[TestMethod]
public void ReverseTwo()
{
    StubSite site = new StubSite();
    site.SetService(typeof(IMenuCommandService),
        new StubMenuCommandService());
 
    StubSelectionService selectionService =
        new StubSelectionService();
    site.SetService(typeof(ISelectionService),
        selectionService);
 
    MyControl mc = new MyControl();
    mc.CreateControl();
    mc.Site = site;
 
    MyControlDesigner mcd = new MyControlDesigner();
    mcd.Initialize(mc);
 
    Button button1 = new Button();
    button1.Name = "button1";
    Button button2 = new Button();
    button2.Name = "button2";
    Button button3 = new Button();
    button3.Name = "button3";
 
    mc.Controls.Add(button1);
    mc.Controls.Add(button2);
    mc.Controls.Add(button3);
 
    List<Button> selectedButtons = new List<Button>(2);
    selectedButtons.Add(button2);
    selectedButtons.Add(button3);
 
    selectionService.SetSelectedComponents
        (selectedButtons);
 
    foreach (DesignerVerb verb in mcd.Verbs)
    {
        if ((verb.Text == "Reverse order")
            && (verb.Enabled))
        {
            verb.Invoke();
            break;
        }
    }
 
    Assert.AreEqual<Control>(button1, mc.Controls[0]);
    Assert.AreEqual<Control>(button3, mc.Controls[1]);
    Assert.AreEqual<Control>(button2, mc.Controls[2]);
}

Admittedly, this isn't the shortest unit test I've ever written, but it does perform a very relevant test, and a few of these is much faster than having to manually testing the control again and again.

Let's review the test method. The designer class uses its protected GetService method to obtain a reference to an IMenuCommandService implementation. This behavior is implemented in System.ComponentModel.Design.ComponentDesigner (from which MyControlDesigner ultimately derives) and uses the associated component's Site property to obtain the service.
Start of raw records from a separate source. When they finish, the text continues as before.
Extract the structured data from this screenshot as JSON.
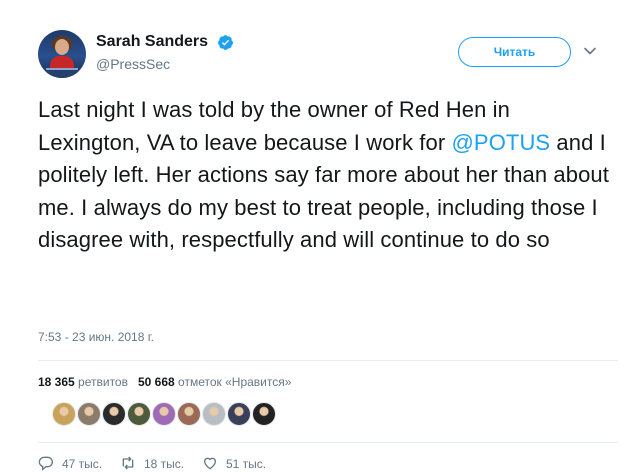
{
  "user": {
    "display_name": "Sarah Sanders",
    "handle": "@PressSec",
    "verified": true,
    "avatar_icon": "user-avatar"
  },
  "follow_button": {
    "label": "Читать"
  },
  "tweet": {
    "text_before": "Last night I was told by the owner of Red Hen in Lexington, VA to leave because I work for ",
    "mention": "@POTUS",
    "text_after": " and I politely left. Her actions say far more about her than about me. I always do my best to treat people, including those I disagree with, respectfully and will continue to do so",
    "timestamp": "7:53 - 23 июн. 2018 г."
  },
  "stats": {
    "retweets_count": "18 365",
    "retweets_label": "ретвитов",
    "likes_count": "50 668",
    "likes_label": "отметок «Нравится»"
  },
  "likers": [
    {
      "icon": "liker-avatar",
      "color": "#c9a35a"
    },
    {
      "icon": "liker-avatar",
      "color": "#8c7b6a"
    },
    {
      "icon": "liker-avatar",
      "color": "#2b2b2b"
    },
    {
      "icon": "liker-avatar",
      "color": "#4d5a3c"
    },
    {
      "icon": "liker-avatar",
      "color": "#a06bb5"
    },
    {
      "icon": "liker-avatar",
      "color": "#9a6a55"
    },
    {
      "icon": "liker-avatar",
      "color": "#b8bec4"
    },
    {
      "icon": "liker-avatar",
      "color": "#3a3f5a"
    },
    {
      "icon": "liker-avatar",
      "color": "#222222"
    }
  ],
  "actions": {
    "replies": "47 тыс.",
    "retweets": "18 тыс.",
    "likes": "51 тыс."
  },
  "colors": {
    "accent": "#1da1f2",
    "text": "#14171a",
    "secondary": "#657786",
    "divider": "#e6ecf0"
  }
}
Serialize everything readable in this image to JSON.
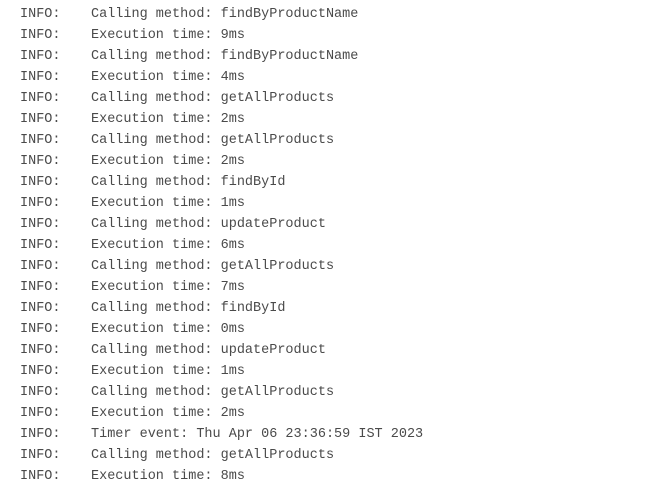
{
  "log": {
    "lines": [
      {
        "level": "INFO:",
        "message": "Calling method: findByProductName"
      },
      {
        "level": "INFO:",
        "message": "Execution time: 9ms"
      },
      {
        "level": "INFO:",
        "message": "Calling method: findByProductName"
      },
      {
        "level": "INFO:",
        "message": "Execution time: 4ms"
      },
      {
        "level": "INFO:",
        "message": "Calling method: getAllProducts"
      },
      {
        "level": "INFO:",
        "message": "Execution time: 2ms"
      },
      {
        "level": "INFO:",
        "message": "Calling method: getAllProducts"
      },
      {
        "level": "INFO:",
        "message": "Execution time: 2ms"
      },
      {
        "level": "INFO:",
        "message": "Calling method: findById"
      },
      {
        "level": "INFO:",
        "message": "Execution time: 1ms"
      },
      {
        "level": "INFO:",
        "message": "Calling method: updateProduct"
      },
      {
        "level": "INFO:",
        "message": "Execution time: 6ms"
      },
      {
        "level": "INFO:",
        "message": "Calling method: getAllProducts"
      },
      {
        "level": "INFO:",
        "message": "Execution time: 7ms"
      },
      {
        "level": "INFO:",
        "message": "Calling method: findById"
      },
      {
        "level": "INFO:",
        "message": "Execution time: 0ms"
      },
      {
        "level": "INFO:",
        "message": "Calling method: updateProduct"
      },
      {
        "level": "INFO:",
        "message": "Execution time: 1ms"
      },
      {
        "level": "INFO:",
        "message": "Calling method: getAllProducts"
      },
      {
        "level": "INFO:",
        "message": "Execution time: 2ms"
      },
      {
        "level": "INFO:",
        "message": "Timer event: Thu Apr 06 23:36:59 IST 2023"
      },
      {
        "level": "INFO:",
        "message": "Calling method: getAllProducts"
      },
      {
        "level": "INFO:",
        "message": "Execution time: 8ms"
      }
    ]
  }
}
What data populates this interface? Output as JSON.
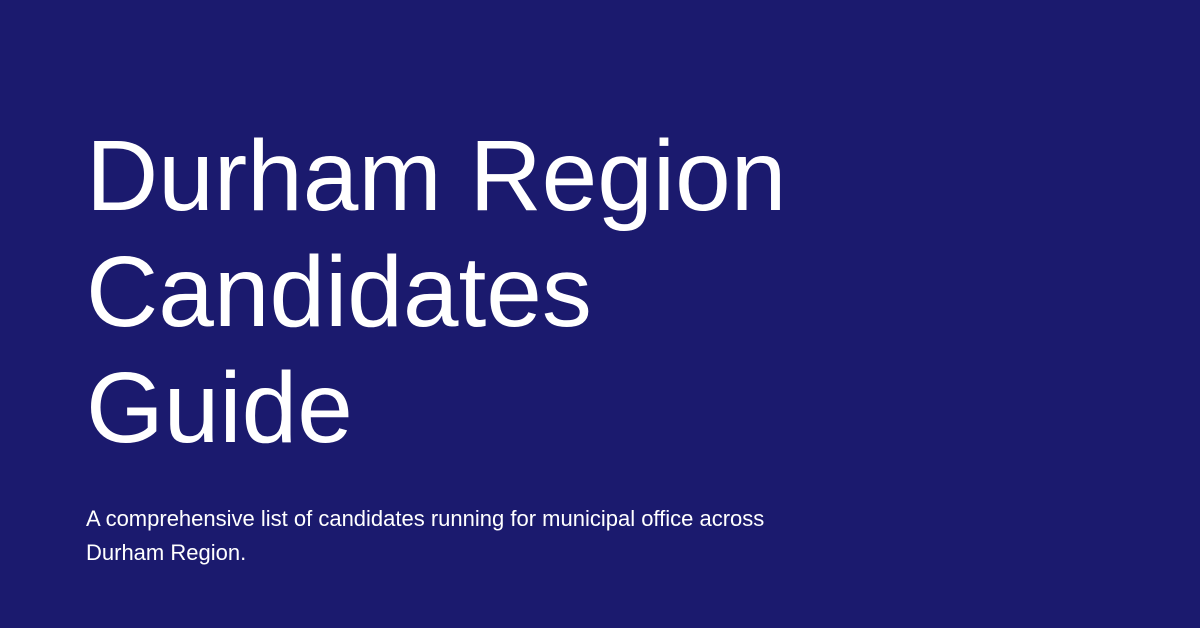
{
  "hero": {
    "title_lines": [
      "Durham Region",
      "Candidates",
      "Guide"
    ],
    "subtitle": "A comprehensive list of candidates running for municipal office across Durham Region."
  },
  "colors": {
    "background": "#1b1a6e",
    "text": "#ffffff"
  }
}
This means we have to site MyControl with an ISite implementation.

For this purpose, you can create a stub implementation of ISite, and that's what I've done here with StubSite:

internal class StubSite : ISite
{
    private Dictionary<Type, object> services_;
 
    internal StubSite()
    {
        this.services_ = new Dictionary<Type, object>();
    }
 
    // ISite Members go here
 
    #region IServiceProvider Members
 
    public object GetService(Type serviceType)
    {
        if (this.services_.ContainsKey(serviceType))
        {
            return this.services_[serviceType];
        }
        return null;
    }
 
    #endregion
 
    internal void SetService(Type serviceType, object service)
    {
        this.services_[serviceType] = service;
    }
}

As you can see, I've omitted some members, but all of them just throws a NotImplementedException, since I don't need them for the test.

This stub site class can now be injected with services, which is what happens next: Stubs of IMenuCommandService and ISelectionService are injected into the stub site. These stubs are also implemented as internal classes in the test project, and are quite similar to StubSite in that they mostly ignore method calls or throw a NotImplementedException.

With all the services in place, we can now create the control and site it. The instantiated control is then used to initiatialize the designer, which retrieves the injected StubMenuCommandService and creates the designer verb.

The next steps just add some Button controls to MyControl and selects two of them (using the stub selection service).

At this point, we can loop through all the designer verbs of the designer and invoke the Reverse order verb if found. This should cause the sequence of child Buttons to altered, because the two selected Buttons should have been reversed so that button3 comes before button2.

Obviously, this test will currently throw a NotImplementedException when the Invoke method is called on the Verb, since that's the current implementation of the OnReverseOrderInvoked method in MyControlDesigner.

With a failing test, you are now ready to begin the test-driven development process of implementing the OnReverseOrderInvoked method to make the test succeed.

Some parting words: In a real-world scenario you'll need more tests to cover different aspects of the order reversing logic: The designer verb should only be enabled if two or more child controls are selected, maybe the verb should not be visible when other controls external to MyControl are selected, etc.